For its part, the Polarimetric and Helioseismic Imaging Camera (PHI) is another advanced instrument on board Solar Orbiter. It makes high-resolution measurements of the magnetic field lines on the solar surface. It is designed to monitor active regions of the Sun, areas with particularly strong magnetic fields that could lead to flares.
During these flares, the Sun releases bursts of energetic particles that strengthen the solar wind that the star constantly releases into space. When these particles interact with the Earth's magnetosphere, they can cause magnetic storms capable of disrupting telecommunications networks and electrical infrastructures on the ground.
"Right now we are in a part of the eleven-year solar cycle in which the Sun is very calm," clarifies Sami Solanki, director of the Max Planck Institute for Solar System Research in Göttingen (Germany) and principal investigator at PHI. “But since the Solar Orbiter is at a different angle to the Sun from that of the Earth, we could see an active region not observable from our planet. That is something totally new; Until now we have never been able to measure the magnetic field on the far side of the Sun ”.
Magnetograms, which show how the intensity of the magnetic field varies across the solar surface, could then be compared with measurements from instruments.in situ. For now, the ship has already providedhis first magnetic map of the Sun, which is also the first obtained autonomously, that is, from space and without human intervention.
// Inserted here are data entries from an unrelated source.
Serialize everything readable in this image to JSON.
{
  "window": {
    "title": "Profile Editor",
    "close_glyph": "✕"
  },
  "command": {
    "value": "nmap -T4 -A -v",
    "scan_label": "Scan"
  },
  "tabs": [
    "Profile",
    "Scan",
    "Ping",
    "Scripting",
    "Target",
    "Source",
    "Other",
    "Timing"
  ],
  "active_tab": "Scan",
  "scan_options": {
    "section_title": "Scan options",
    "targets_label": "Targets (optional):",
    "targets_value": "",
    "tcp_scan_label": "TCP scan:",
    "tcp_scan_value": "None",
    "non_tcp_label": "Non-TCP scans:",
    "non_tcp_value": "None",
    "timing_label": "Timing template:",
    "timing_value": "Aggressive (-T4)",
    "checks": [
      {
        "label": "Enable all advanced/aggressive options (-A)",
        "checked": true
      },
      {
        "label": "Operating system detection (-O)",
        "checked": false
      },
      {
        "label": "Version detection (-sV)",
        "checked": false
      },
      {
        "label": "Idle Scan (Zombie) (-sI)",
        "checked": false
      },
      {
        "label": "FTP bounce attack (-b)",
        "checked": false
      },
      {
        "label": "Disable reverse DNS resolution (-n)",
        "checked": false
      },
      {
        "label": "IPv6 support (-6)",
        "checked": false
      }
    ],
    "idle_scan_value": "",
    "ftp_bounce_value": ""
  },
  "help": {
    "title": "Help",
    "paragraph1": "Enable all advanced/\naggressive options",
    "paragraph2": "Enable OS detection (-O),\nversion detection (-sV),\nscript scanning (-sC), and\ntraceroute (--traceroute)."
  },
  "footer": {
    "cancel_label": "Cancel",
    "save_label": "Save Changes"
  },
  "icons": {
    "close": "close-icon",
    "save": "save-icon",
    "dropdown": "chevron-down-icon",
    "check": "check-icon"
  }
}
"The PHI instrument measures the magnetic field on the surface, while with EUI we see structures in the solar corona, but we also try to infer the magnetic field lines that extend to the interplanetary medium, where the Solar Orbiter is located", explains José Carlos del Toro Iniesta, from the Andalusian Institute of Astrophysics and PHI co-principal investigator.
"The image obtained with the high-resolution telescope provides the first autonomous magnetogram made in space," the researcher emphasizes.
Capturing the solar wind
Furthermore, the four instrumentsin situ Solar Orbiter's have begun to characterize the magnetic field lines and the solar wind passing past the spacecraft.
Christopher Owen of the Mullard Space Science Laboratory at University College London and Principal Investigator of the Solar Wind Analyzerin situ (SWA), adds: “With this information we can calculate from where on the Sun that particular portion of the solar wind was emitted, and then use the mission's set of instruments to reveal and understand the physical processes that operate in the different regions of the world. Sun and that give rise to the formation of the solar wind ”.
"We are very excited about these first images, but they are only the beginning," adds Müller. “Solar Orbiter has started a long journey through the inner solar system, and in less than two years it will get much closer to the Sun. In the end, it will approach only 42 million kilometers, which is almost a quarter of the distance of the Earth to the Sun ”.
Solar Orbiter is a space mission fruit of the international collaboration between ESA and NASA. Twelve ESA Member States (Germany, Austria, Belgium, Spain, France, Italy, Norway, Poland, the United Kingdom, the Czech Republic, Sweden and Switzerland), as well as NASA, have contributed to the scientific payload. The satellite has been built by the main contractor, Airbus Defense and Space, in the UK.
Spanish researchers play a prominent role in two of the ten instruments on board the ship: the energetic particle detector (EPD), led by the University of Alcalá and the University of Kiel (Germany); and the PHI magnetograph led by the IAA and the Max Planck Institute for Solar System Research (Göttingen, Germany).
Source:ESA / CSIC / INTA